Public Health England (PHE) is working with the NHS, the Medicines and Healthcare Products Regulatory Agency (MHRA) and NHS England to investigate a small number of mycobacterial infections potentially associated with heater cooler units used during cardiopulmonary bypass for cardiac surgery.

After an alert from European colleagues at the end of February regarding Mycobacterium chimaera infections following cardiothoracic surgery, PHE have conducted a look-back and have identified 13 cases of mycobacterial infections in people who had this type of surgery since 2007, 10 of which are Mycobacterium chimaera.

Small numbers of additional cases may continue to be identified over the coming months given the long incubation period in many of these cases. Although 7 of these individuals have subsequently died, it is too early to say if these deaths were from the infection or from other health conditions.

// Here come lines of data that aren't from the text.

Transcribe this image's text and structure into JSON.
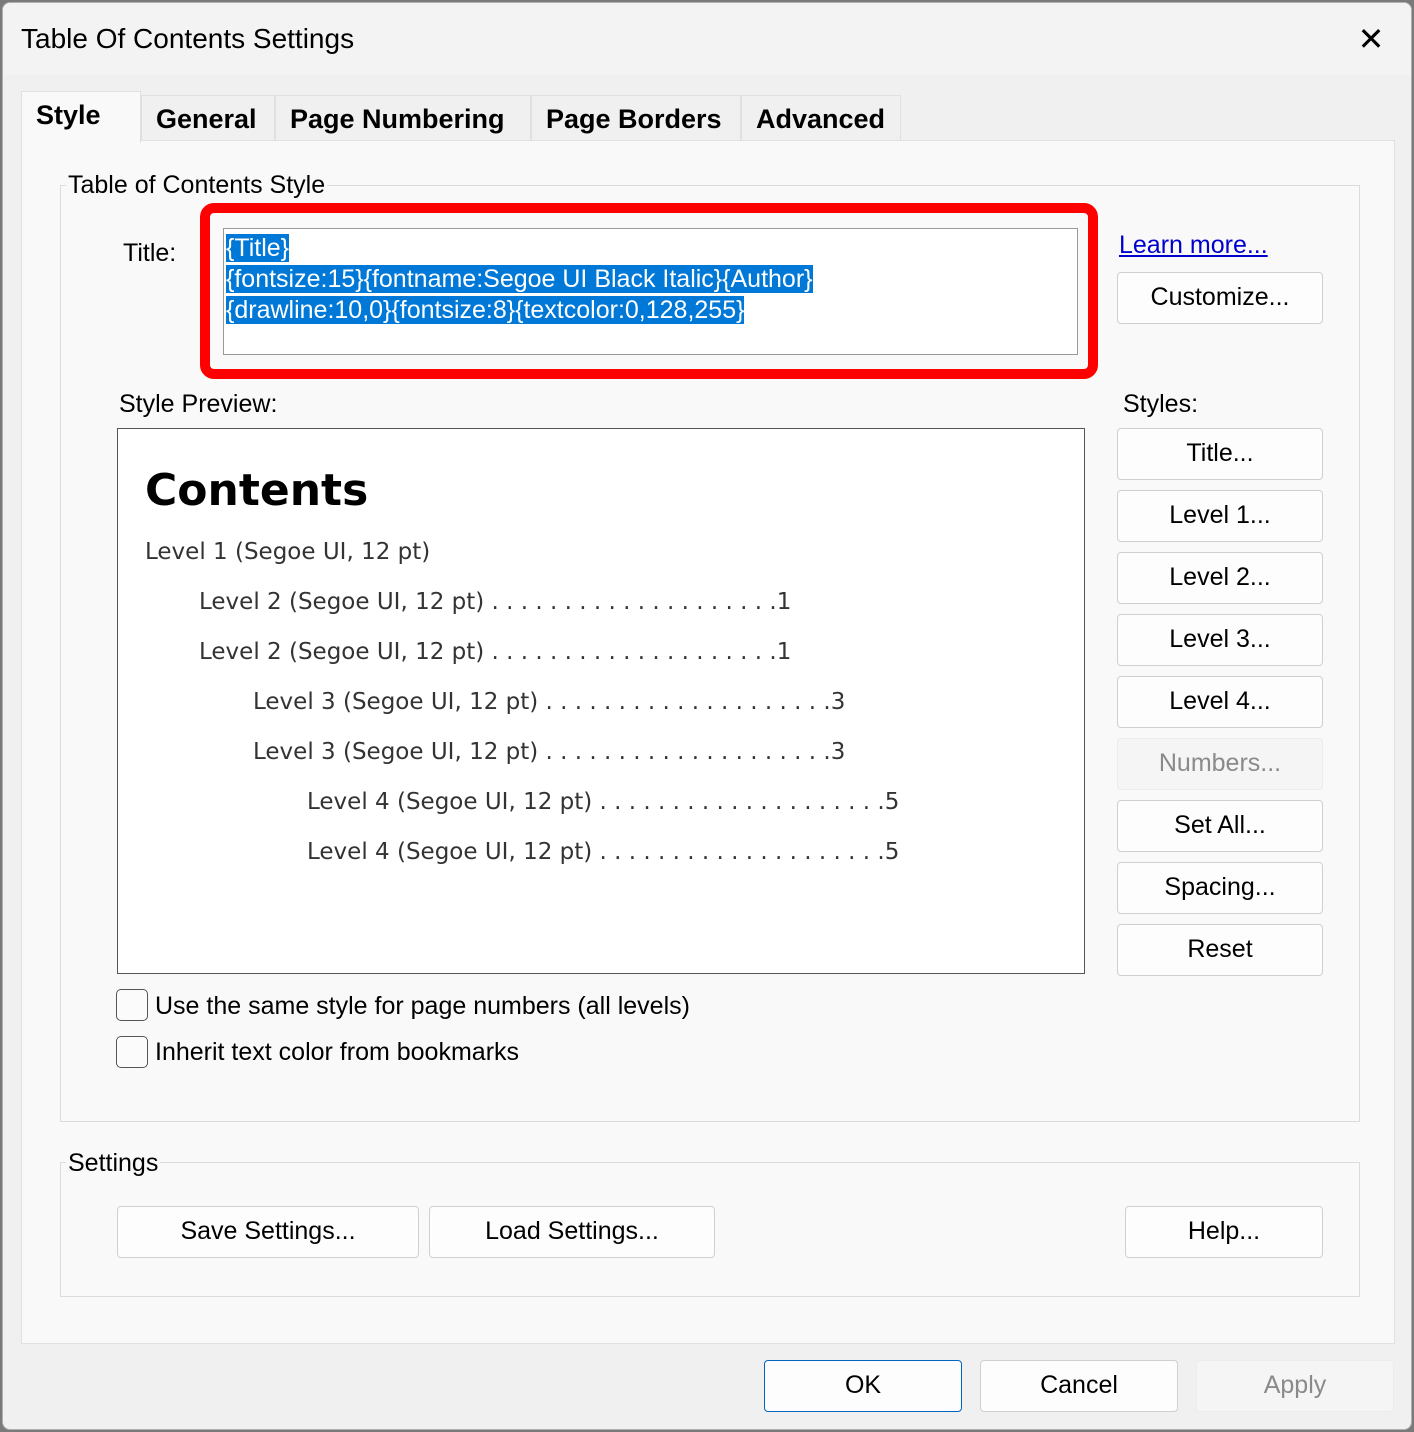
{
  "window": {
    "title": "Table Of Contents Settings",
    "close_icon": "close-icon"
  },
  "tabs": [
    {
      "label": "Style",
      "active": true
    },
    {
      "label": "General"
    },
    {
      "label": "Page Numbering"
    },
    {
      "label": "Page Borders"
    },
    {
      "label": "Advanced"
    }
  ],
  "style_group": {
    "label": "Table of Contents Style",
    "title_label": "Title:",
    "title_lines": [
      "{Title}",
      "{fontsize:15}{fontname:Segoe UI Black Italic}{Author}",
      "{drawline:10,0}{fontsize:8}{textcolor:0,128,255}"
    ],
    "highlight_color": "#ff0000",
    "selection_color": "#0078d7",
    "learn_more": "Learn more...",
    "customize": "Customize...",
    "preview_label": "Style Preview:",
    "styles_label": "Styles:",
    "preview": {
      "heading": "Contents",
      "entries": [
        {
          "text": "Level 1 (Segoe UI, 12 pt)",
          "leader": "",
          "page": ""
        },
        {
          "text": "Level 2 (Segoe UI, 12 pt)",
          "leader": " . . . . . . . . . . . . . . . . . . . .",
          "page": "1"
        },
        {
          "text": "Level 2 (Segoe UI, 12 pt)",
          "leader": " . . . . . . . . . . . . . . . . . . . .",
          "page": "1"
        },
        {
          "text": "Level 3 (Segoe UI, 12 pt)",
          "leader": " . . . . . . . . . . . . . . . . . . . .",
          "page": "3"
        },
        {
          "text": "Level 3 (Segoe UI, 12 pt)",
          "leader": " . . . . . . . . . . . . . . . . . . . .",
          "page": "3"
        },
        {
          "text": "Level 4 (Segoe UI, 12 pt)",
          "leader": " . . . . . . . . . . . . . . . . . . . .",
          "page": "5"
        },
        {
          "text": "Level 4 (Segoe UI, 12 pt)",
          "leader": " . . . . . . . . . . . . . . . . . . . .",
          "page": "5"
        }
      ]
    },
    "style_buttons": [
      {
        "label": "Title..."
      },
      {
        "label": "Level 1..."
      },
      {
        "label": "Level 2..."
      },
      {
        "label": "Level 3..."
      },
      {
        "label": "Level 4..."
      },
      {
        "label": "Numbers...",
        "disabled": true
      },
      {
        "label": "Set All..."
      },
      {
        "label": "Spacing..."
      },
      {
        "label": "Reset"
      }
    ],
    "checkboxes": [
      {
        "label": "Use the same style for page numbers (all levels)",
        "checked": false
      },
      {
        "label": "Inherit text color from bookmarks",
        "checked": false
      }
    ]
  },
  "settings_group": {
    "label": "Settings",
    "save": "Save Settings...",
    "load": "Load Settings...",
    "help": "Help..."
  },
  "footer": {
    "ok": "OK",
    "cancel": "Cancel",
    "apply": "Apply"
  }
}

Mycobacterium chimaera is part of Mycobacterium avium complex, a group of mycobacteria which are found widely in the environment such as in soil and drinking water and are not harmful to the majority of healthy people. They can sometimes cause respiratory infections, or more serious infections in patients with weakened immune systems.

PHE is working closely with partner organisations, including clinicians, MHRA and NHS England to determine whether these infections are caused by the heater cooler units and to confirm the low risks to UK patients who have had or are undergoing cardiac surgery.

There are approximately 56,000 surgical procedures involving cardiopulmonary bypass performed on NHS patients across England each year.

Professor Nick Phin, deputy director of PHE’s National Infections Service, said:

Our investigation has so far identified a small number of people who have undergone cardiac surgery and developed mycobacterium infection; however the link between these cases and the heater cooler units has not yet been confirmed.

PHE and MHRA are working closely with the manufacturer to ensure updated and appropriate advice on cleaning and maintaining these machines is available for users. PHE has also supported infection prevention and control teams at cardiothoracic centres across the UK to undertake local risk assessments of their heater cooler units.

The risk of acquiring this infection is considered to be substantially smaller than the general risks of infection after cardiothoracic surgery and that in most cases, the risk of delaying surgery would outweigh this specific infection risk.

John Wilkinson, MHRA Director of Devices said:

We are aware of a small number of patients who have undergone cardiac surgery, where cardiopulmonary bypass has been used, and subsequently developed endocarditis and/or septicaemia associated with Mycobacterium chimaera.

We are working closely with PHE to investigate the issue and implications for UK hospitals and are in the process of issuing an Medical Device Alert advising of the action needed to minimise the risk of infection.

An NHS England spokesperson said:

NHS England is working closely with PHE, MHRA, and Trusts with cardiothoracic services, to help them assess what steps might be necessary in response to the potential concerns raised about contamination of blood heating and cooling machines.

We will continue to monitor capacity across the health system to ensure that patients continue to receive the care they need, when they need it.

The investigation has been referenced twice in the PHE’s weekly Health Protection Report, on 30 April 2015 and 21 May 2015.

ECDC published a rapid risk assessment on 30 April 2015 updating on the European-wide investigation.

Colleagues in Switzerland have now published the findings of their investigation into Mycobacterium chimaera infection.

Read more information about mycobacterial infections associated with cardiopulmonary bypass surgery.

For more information on heart bypass surgery, please visit the British Heart Foundation website.